Identifying rollovers introduces complications beyond the lack of daily repayments. For example, borrowers could pay interest on a daily basis even though the principal of the loan is rolled over, or all interest could be paid when the loan ceases to be rolled over (with interest not necessarily included in the same payment as the principal). Interest may also be calculated in different ways (i.e. simple or compound). Our algorithm allows for all of these possibilities.

Perhaps the biggest innovation of our algorithm is the ability to identify rollovers for which only part of the principal is rolled over, or for which the principal is increased. In this case, daily payments only reflect the change in principal, and the dollar value of daily interest varies over the rollover period (with the changes in principal). For reasons that will be explained in Section 3, identifying this type of rollover requires an algorithm that is fundamentally different to a Furfine-type algorithm.

By comparing aggregates of the IBOC loans identified by our algorithm to IBOC Survey data, we conclude that our algorithm successfully identifies the majority of IBOC loans. Between 2005 and 2015, the daily correlations between the IBOC Survey data and the algorithm output are greater than 90 per cent (increasing to 96 per cent for the four major Australian banks). As is discussed in Section 4, such accuracy is uncommon in the existing literature, which may be partially due to the inability of existing algorithms to identify rollovers (the daily correlations in our sample drop below 40 per cent if rollovers are excluded). So the novel features of our algorithm may also be useful for identifying overnight interbank loans in other countries.

The loan-level dataset produced by our algorithm contains information on counterparties, loan values, interest rates, time of settlement, time of repayment, rollover length, and repayment structures.
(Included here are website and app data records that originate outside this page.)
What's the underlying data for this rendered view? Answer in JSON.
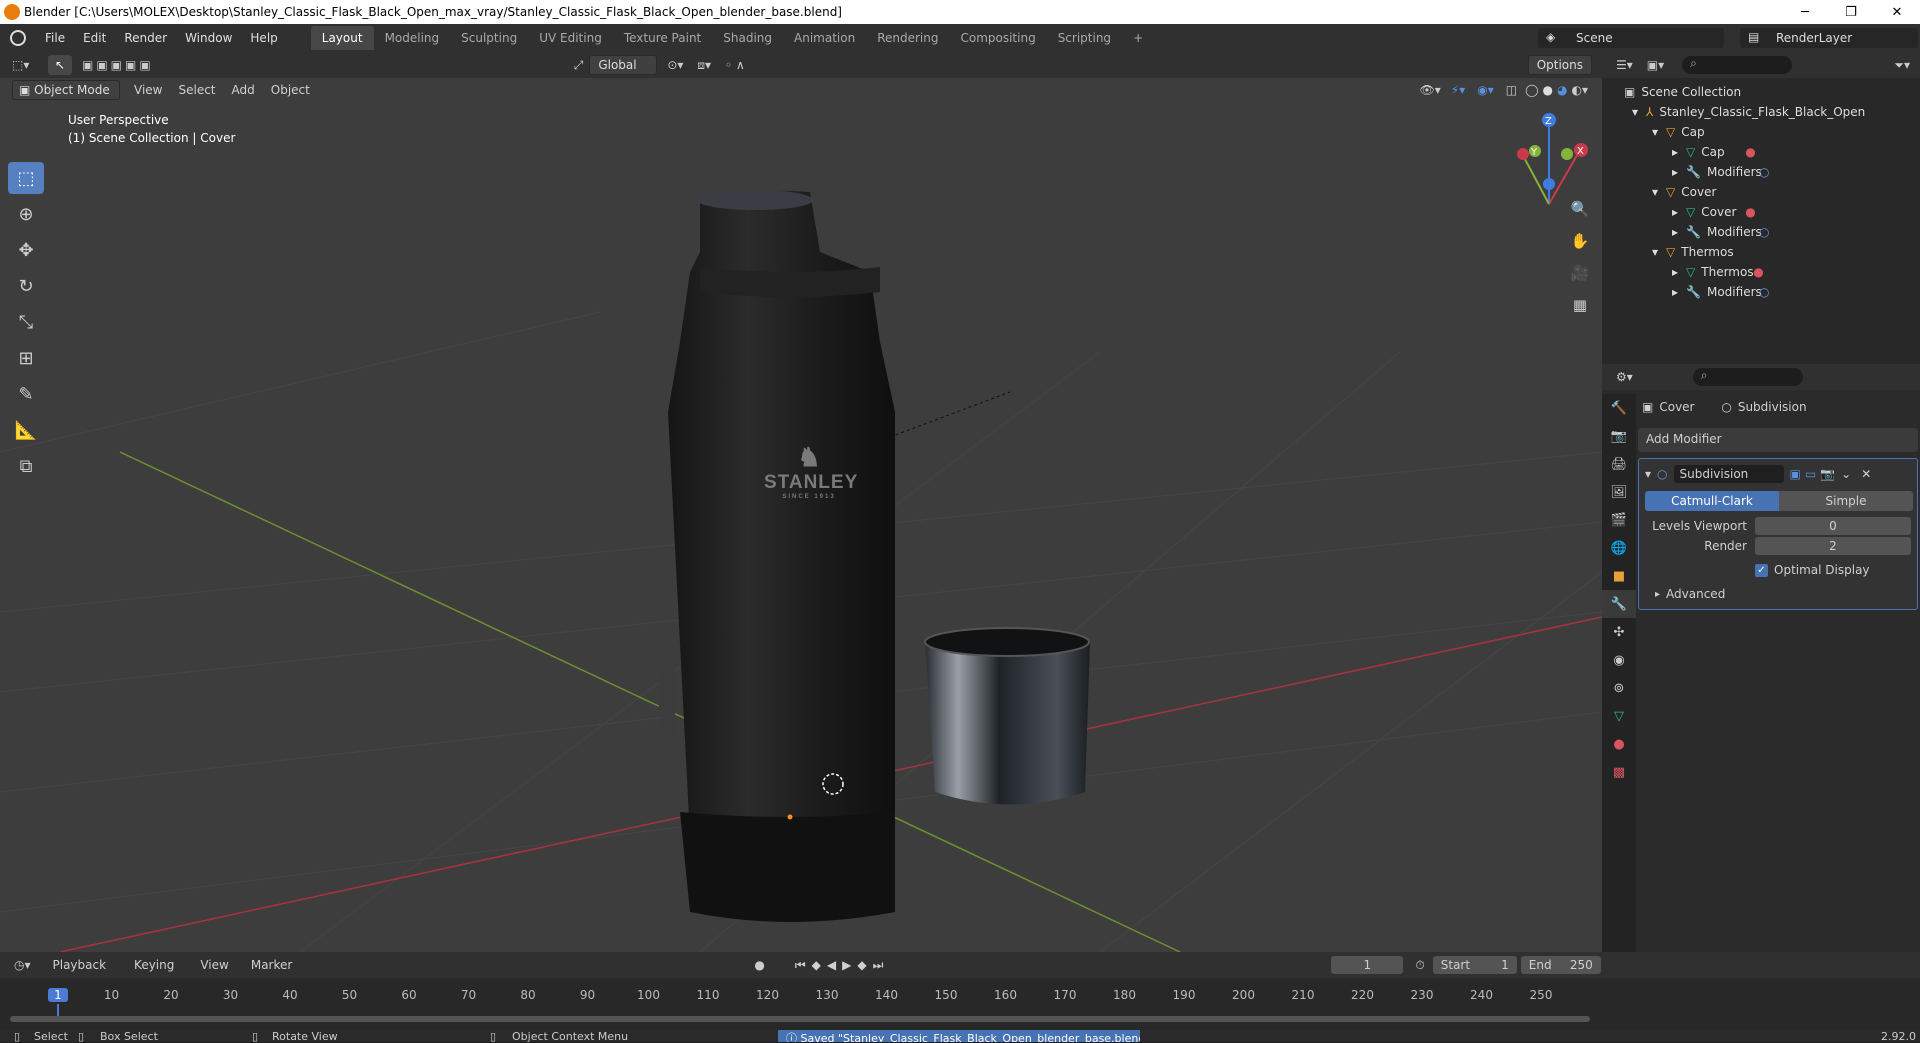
{
  "window": {
    "title": "Blender [C:\\Users\\MOLEX\\Desktop\\Stanley_Classic_Flask_Black_Open_max_vray/Stanley_Classic_Flask_Black_Open_blender_base.blend]",
    "minimize": "─",
    "maximize": "❐",
    "close": "✕"
  },
  "menu": [
    "File",
    "Edit",
    "Render",
    "Window",
    "Help"
  ],
  "workspaces": [
    "Layout",
    "Modeling",
    "Sculpting",
    "UV Editing",
    "Texture Paint",
    "Shading",
    "Animation",
    "Rendering",
    "Compositing",
    "Scripting"
  ],
  "workspace_add": "+",
  "scene": {
    "name": "Scene",
    "render_layer": "RenderLayer"
  },
  "viewport_header": {
    "transform_orientation": "Global",
    "options": "Options",
    "mode": "Object Mode",
    "menus": [
      "View",
      "Select",
      "Add",
      "Object"
    ]
  },
  "viewport_info": {
    "line1": "User Perspective",
    "line2": "(1) Scene Collection | Cover"
  },
  "gizmo": {
    "x": "X",
    "y": "Y",
    "z": "Z"
  },
  "product_logo": {
    "brand": "STANLEY",
    "since": "SINCE 1913"
  },
  "outliner": {
    "root": "Scene Collection",
    "collection": "Stanley_Classic_Flask_Black_Open",
    "objects": [
      {
        "name": "Cap",
        "mesh": "Cap",
        "modifiers": "Modifiers"
      },
      {
        "name": "Cover",
        "mesh": "Cover",
        "modifiers": "Modifiers"
      },
      {
        "name": "Thermos",
        "mesh": "Thermos",
        "modifiers": "Modifiers"
      }
    ]
  },
  "properties": {
    "object": "Cover",
    "modifier_type": "Subdivision",
    "add_modifier": "Add Modifier",
    "modifier_name": "Subdivision",
    "algo_active": "Catmull-Clark",
    "algo_other": "Simple",
    "levels_viewport_label": "Levels Viewport",
    "levels_viewport": "0",
    "render_label": "Render",
    "render": "2",
    "optimal_display": "Optimal Display",
    "advanced": "Advanced"
  },
  "timeline": {
    "menus": [
      "Playback",
      "Keying",
      "View",
      "Marker"
    ],
    "current_frame": "1",
    "start_label": "Start",
    "start": "1",
    "end_label": "End",
    "end": "250",
    "ticks": [
      "1",
      "10",
      "20",
      "30",
      "40",
      "50",
      "60",
      "70",
      "80",
      "90",
      "100",
      "110",
      "120",
      "130",
      "140",
      "150",
      "160",
      "170",
      "180",
      "190",
      "200",
      "210",
      "220",
      "230",
      "240",
      "250"
    ]
  },
  "statusbar": {
    "select": "Select",
    "box_select": "Box Select",
    "rotate_view": "Rotate View",
    "context_menu": "Object Context Menu",
    "message": "Saved \"Stanley_Classic_Flask_Black_Open_blender_base.blend\"",
    "version": "2.92.0"
  },
  "colors": {
    "accent": "#4772b3",
    "x_axis": "#c93a4a",
    "y_axis": "#86b33a",
    "z_axis": "#3f7be0",
    "tl_current": "#4b7bd2"
  }
}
With the most detailed IBOC market dataset ever constructed now at our disposal, we explore several features of the market that were previously unobservable. The aim is to both improve our understanding of how the market functions, and help explain several of the changes that have occurred over the past decade, for example (see Section 5 for details):

  • The halving of IBOC market activity between 2009 and 2015 mainly involved an 87 per cent fall in the value of rollovers (rollovers accounted for almost half of the market before the fall), with the value of non-rolled loans being little changed.
  • While both rollovers and non-rolled loans appear to be used to satisfy banks' late-day funding needs, they are not perfect substitutes, with rollovers conducted earlier in the day (when banks may be less certain of their late-day funding requirements). Knowing the timing of loans is important for operational decisions made by the RBA (such as the timing of open market operations).
  • Banks are currently conducting non-rolled lending during a briefer period (towards the end of the day) than has been the case historically. And, despite significant changes to the market resulting from the introduction of same-day settlement of direct entry obligations in November 2013, there is little evidence that these changes affected the timing of non-rolled IBOC loans.
  • Simple interest was used to calculate the repayments of rollovers, even though daily interest typically remained outstanding for the life of the rollover.

The main advantage of this new loan-level database is the ability to conduct previously infeasible analyses of the IBOC market, such as forthcoming analysis of how the market changed during the global financial crisis.


Although some non-banks are able to participate in the IBOC market, the majority of participants are banks. For simplicity, this paper refers to all participants as ‘banks’. [1]

Section 2 describes Australia's high-value payments system (known as the Reserve Bank Information and Transfer System, or RITS) and the IBOC market. [2]

From May 2016, the RBA has required banks to identify IBOC-related transactions in RITS (for more information, see RBA (2016)). [3]